* YOUR GOAL *
Extract each line of the records below that contains the word "title".
= Beginning of Section =
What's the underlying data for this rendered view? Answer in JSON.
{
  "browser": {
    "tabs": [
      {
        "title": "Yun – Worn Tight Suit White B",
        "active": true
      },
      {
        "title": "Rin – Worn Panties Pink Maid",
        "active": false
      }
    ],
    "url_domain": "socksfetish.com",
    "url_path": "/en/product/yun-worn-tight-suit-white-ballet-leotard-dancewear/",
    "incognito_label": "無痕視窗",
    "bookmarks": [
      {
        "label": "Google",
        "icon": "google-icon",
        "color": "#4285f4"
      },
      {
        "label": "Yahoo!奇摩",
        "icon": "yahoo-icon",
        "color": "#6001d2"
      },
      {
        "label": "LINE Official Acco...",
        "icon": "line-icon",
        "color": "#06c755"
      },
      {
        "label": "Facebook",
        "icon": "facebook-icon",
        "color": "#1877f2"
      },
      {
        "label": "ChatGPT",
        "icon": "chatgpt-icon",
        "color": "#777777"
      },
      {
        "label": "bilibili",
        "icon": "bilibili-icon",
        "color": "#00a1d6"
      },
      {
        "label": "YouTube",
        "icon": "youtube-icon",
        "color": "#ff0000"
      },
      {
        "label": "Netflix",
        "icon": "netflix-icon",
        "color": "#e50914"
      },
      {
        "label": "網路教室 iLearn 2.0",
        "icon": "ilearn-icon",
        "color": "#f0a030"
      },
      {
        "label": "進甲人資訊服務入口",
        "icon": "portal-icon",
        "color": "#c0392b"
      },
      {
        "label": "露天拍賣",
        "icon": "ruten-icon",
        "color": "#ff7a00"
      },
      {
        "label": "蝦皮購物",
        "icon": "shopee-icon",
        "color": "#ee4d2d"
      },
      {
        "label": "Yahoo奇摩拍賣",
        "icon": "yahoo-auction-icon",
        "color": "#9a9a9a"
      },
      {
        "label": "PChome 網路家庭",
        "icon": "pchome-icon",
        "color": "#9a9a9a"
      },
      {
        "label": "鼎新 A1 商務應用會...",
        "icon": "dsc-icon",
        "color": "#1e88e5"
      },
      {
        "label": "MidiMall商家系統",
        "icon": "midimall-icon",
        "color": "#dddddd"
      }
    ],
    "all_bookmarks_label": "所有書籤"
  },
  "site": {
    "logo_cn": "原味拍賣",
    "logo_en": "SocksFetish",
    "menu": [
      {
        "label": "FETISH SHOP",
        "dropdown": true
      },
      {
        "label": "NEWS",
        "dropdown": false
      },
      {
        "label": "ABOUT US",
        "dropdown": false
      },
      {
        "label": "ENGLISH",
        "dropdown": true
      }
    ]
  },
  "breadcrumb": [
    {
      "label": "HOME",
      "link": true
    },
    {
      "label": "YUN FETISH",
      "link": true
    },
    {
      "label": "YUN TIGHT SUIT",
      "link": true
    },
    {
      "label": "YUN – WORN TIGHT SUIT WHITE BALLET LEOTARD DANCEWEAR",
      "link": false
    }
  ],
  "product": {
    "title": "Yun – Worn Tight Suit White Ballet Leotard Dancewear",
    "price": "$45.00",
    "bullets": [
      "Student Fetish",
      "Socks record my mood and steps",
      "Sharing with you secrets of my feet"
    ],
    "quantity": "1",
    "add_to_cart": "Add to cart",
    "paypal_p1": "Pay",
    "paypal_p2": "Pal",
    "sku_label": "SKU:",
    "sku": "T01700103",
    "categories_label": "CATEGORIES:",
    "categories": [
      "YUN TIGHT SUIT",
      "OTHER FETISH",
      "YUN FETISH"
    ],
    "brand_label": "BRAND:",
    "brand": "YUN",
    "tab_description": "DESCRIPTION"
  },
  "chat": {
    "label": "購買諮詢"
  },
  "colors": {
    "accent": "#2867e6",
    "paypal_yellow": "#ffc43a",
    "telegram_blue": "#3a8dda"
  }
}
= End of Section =
* TASK RESULT *
        "title": "Yun – Worn Tight Suit White B",
        "title": "Rin – Worn Panties Pink Maid",
    "title": "Yun – Worn Tight Suit White Ballet Leotard Dancewear",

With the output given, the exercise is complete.